I have now become an outspoken proponent to breast self examination. Actually, I had told you that I had found the lump, but my husband was the one who initially discovered it. In fact, I’m an advocate for not only you, but your partner doing an examination. For more reasons than one. *Saying with a broad smile*

Because I could not locate the lump through the traditional manner, and only discovered it by laying on my side, I now advocate a different process for examination. So ladies, and gentlemen, when doing a self or partner examination, be sure to turn on your side to examine the entire breast. Also, lift, if necessary. Take your time. Not only is it a good thing for you and your partner to know your body, it’s also a necessary ritual. Laying on your side allows you to expose half of the mammary gland and then lying on your other side gives you the ability to check the other side as well. The same applies to moving the breast up and then down again. Doing an exam like this regularly will give the best chance at early detection. This is not just for those of you who might have a family history. I have no history in my family. At all. Cancer does not just develop in the mass of the breast, mine was growing from the side close to the rib cage.

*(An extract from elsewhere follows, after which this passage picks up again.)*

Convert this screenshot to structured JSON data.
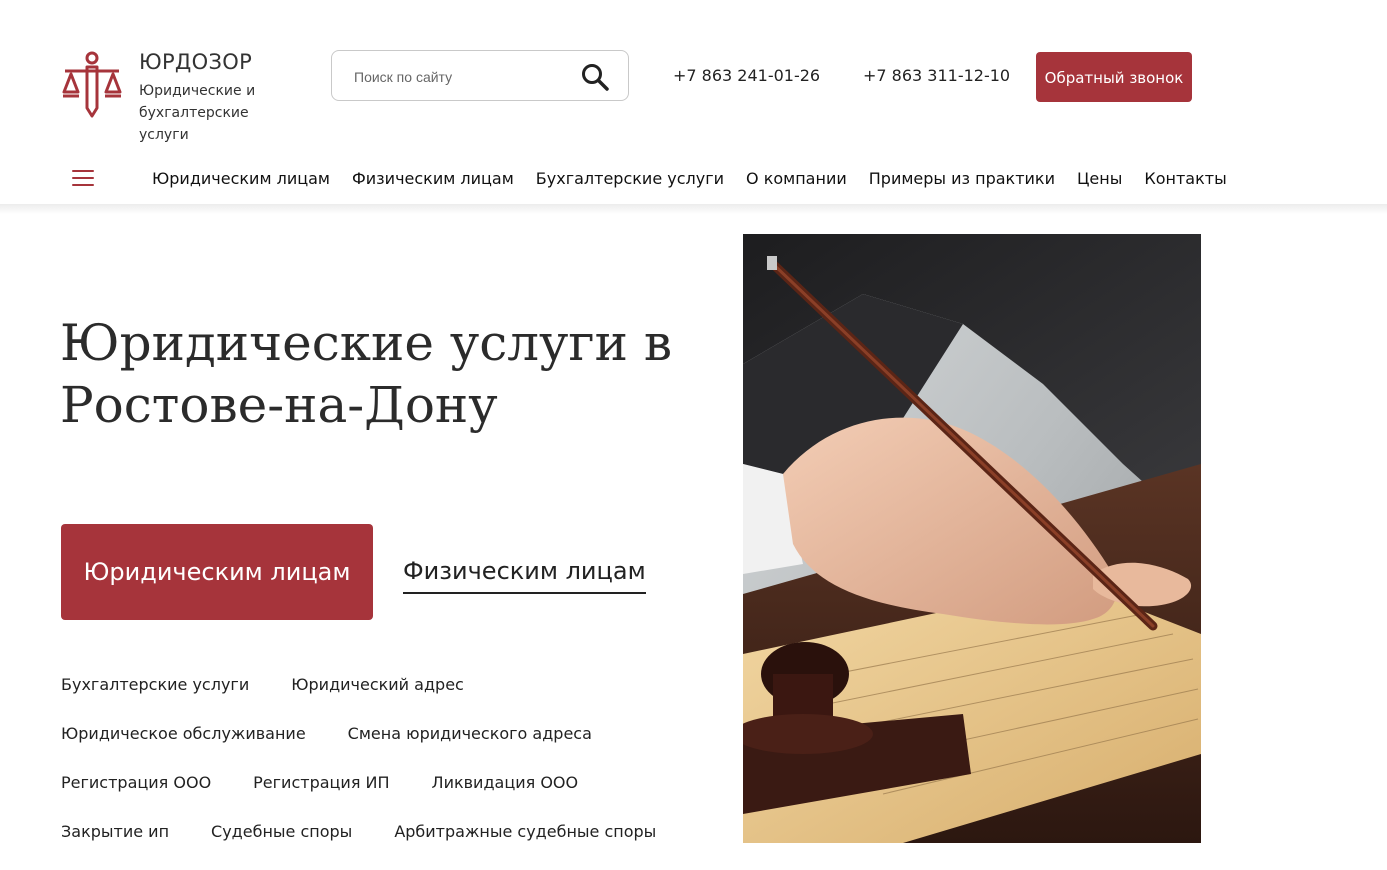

God knows I don’t want you to find anything, but if you do, maybe you’ll find it extremely early like I did. Because I want you to live a long life. Early detection is the key.

I have a list started for the pro’s and con’s of having no breasts. It is as follows:

  • Con’s – no breasts.
  • Pro’s – no breasts, no bra, backless dresses, running, and cartwheels.

There are many things to look forward to in life. So, if you happen to see a not quite middle-aged woman doing cartwheels (or any age for that matter). She may just be so very grateful to be flat-chested!

4 responses to “Why I’m so very grateful to be flat chested!

    • I am more than happy to share this story. Please do translate it with a link to the original and attribute it to me. I appreciate it and I know others who face the same daunting decision will too. Thank you for sharing!

  1. Good for you! I had a different sort of breast cancer twenty years ago and had a mastectomy, but they did a reconstruction with my own tissue. The recovery time was longer, but you never have to go back to have it redone. I’ve always been on the smaller side of stacked and I like it. Health to you in days to come.

    • Thank you for sharing, Jane. I am glad that you had the option to reconstruct using your own tissue; you made a fine choice and you are here twenty years later. Woohoo! Congratulations. Be well, Jane.

You matter to me. Please share your thoughts.

Fill in your details below or click an icon to log in:

WordPress.com Logo

You are commenting using your WordPress.com account. Log Out / Change )

Twitter picture

You are commenting using your Twitter account. Log Out / Change )

Facebook photo

You are commenting using your Facebook account. Log Out / Change )

Google+ photo

You are commenting using your Google+ account. Log Out / Change )

Connecting to %s